If you are thinking about entering into a civil partnership and need advice on any aspect including procedure, benefits and obligations, please contact us.

We offer 30 minutes free initial advice appointments and also offer payment plans. 

Please do not hesitate to contact our family solicitors Gillian Lavelle or Kim Busby if you wish to discuss any of the above further.

www.wigansolicitors.com Tel: 01942 206060 Address: 26 Bridgeman Terrace, Wigan WN1 1TD Twitter: @MBHSolicitors

Work Experience at MBH Solicitors

During the past week, I have been part of the team at McCarthy Bennett Holland.

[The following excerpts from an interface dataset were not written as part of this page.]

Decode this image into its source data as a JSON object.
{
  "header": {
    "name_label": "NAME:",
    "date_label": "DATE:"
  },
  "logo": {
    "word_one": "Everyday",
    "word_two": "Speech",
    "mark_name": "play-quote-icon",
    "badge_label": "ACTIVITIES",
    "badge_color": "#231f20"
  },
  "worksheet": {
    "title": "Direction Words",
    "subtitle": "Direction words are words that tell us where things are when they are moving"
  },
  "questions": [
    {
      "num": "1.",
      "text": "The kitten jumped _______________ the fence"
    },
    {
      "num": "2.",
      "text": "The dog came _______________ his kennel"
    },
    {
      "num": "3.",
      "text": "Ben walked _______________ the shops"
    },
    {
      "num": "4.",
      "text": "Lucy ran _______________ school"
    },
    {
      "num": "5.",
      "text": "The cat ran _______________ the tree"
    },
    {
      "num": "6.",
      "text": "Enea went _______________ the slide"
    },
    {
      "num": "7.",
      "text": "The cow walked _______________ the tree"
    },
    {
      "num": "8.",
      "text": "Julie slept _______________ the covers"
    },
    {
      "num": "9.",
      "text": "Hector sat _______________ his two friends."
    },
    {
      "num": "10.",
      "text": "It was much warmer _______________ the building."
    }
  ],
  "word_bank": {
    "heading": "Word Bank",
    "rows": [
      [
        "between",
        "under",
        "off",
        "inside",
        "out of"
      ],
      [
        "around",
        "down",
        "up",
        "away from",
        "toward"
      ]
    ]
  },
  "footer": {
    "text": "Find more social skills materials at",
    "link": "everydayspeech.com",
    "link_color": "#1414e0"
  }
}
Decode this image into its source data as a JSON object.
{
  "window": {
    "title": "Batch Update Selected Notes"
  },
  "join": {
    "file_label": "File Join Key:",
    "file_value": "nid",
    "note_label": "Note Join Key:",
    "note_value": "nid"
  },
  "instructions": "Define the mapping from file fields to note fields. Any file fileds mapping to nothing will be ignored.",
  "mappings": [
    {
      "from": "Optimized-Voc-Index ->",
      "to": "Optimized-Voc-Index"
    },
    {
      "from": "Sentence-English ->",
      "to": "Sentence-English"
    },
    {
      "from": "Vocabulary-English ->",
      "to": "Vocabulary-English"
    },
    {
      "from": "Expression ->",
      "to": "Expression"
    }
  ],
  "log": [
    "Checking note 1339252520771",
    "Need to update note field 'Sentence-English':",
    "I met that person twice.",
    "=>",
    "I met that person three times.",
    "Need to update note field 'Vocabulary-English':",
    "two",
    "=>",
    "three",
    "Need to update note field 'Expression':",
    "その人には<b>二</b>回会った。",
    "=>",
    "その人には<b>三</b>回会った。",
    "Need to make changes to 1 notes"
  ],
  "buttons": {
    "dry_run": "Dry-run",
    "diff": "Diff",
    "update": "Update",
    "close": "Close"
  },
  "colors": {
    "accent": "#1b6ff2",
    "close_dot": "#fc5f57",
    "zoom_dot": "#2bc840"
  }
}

Despite studying law at college, I wasn’t fully aware of what being a solicitor meant.

I have learnt that being a solicitor is more than just following the law.  It is about supporting your client.  I have noticed that it is massively important to create personal relationships with the clients and so far in every appointment I’ve had the pleasure to sit in on each solicitor has taken time to know the client, to support their wishes and to make them feel comfortable.

Before I came to do my work experience here, many people said that it could change my mind and make me want to refrain from studying to become a solicitor.  However, I feel this week has encouraged me to look forward to my hopefully future career.

I have sat in client meetings (where allowed), I have read case files and I have even sat on reception.  However, the most important thing I have done this week is understood what being a solicitor actually means.

Written by Olivia Mills, Student at Winstanley College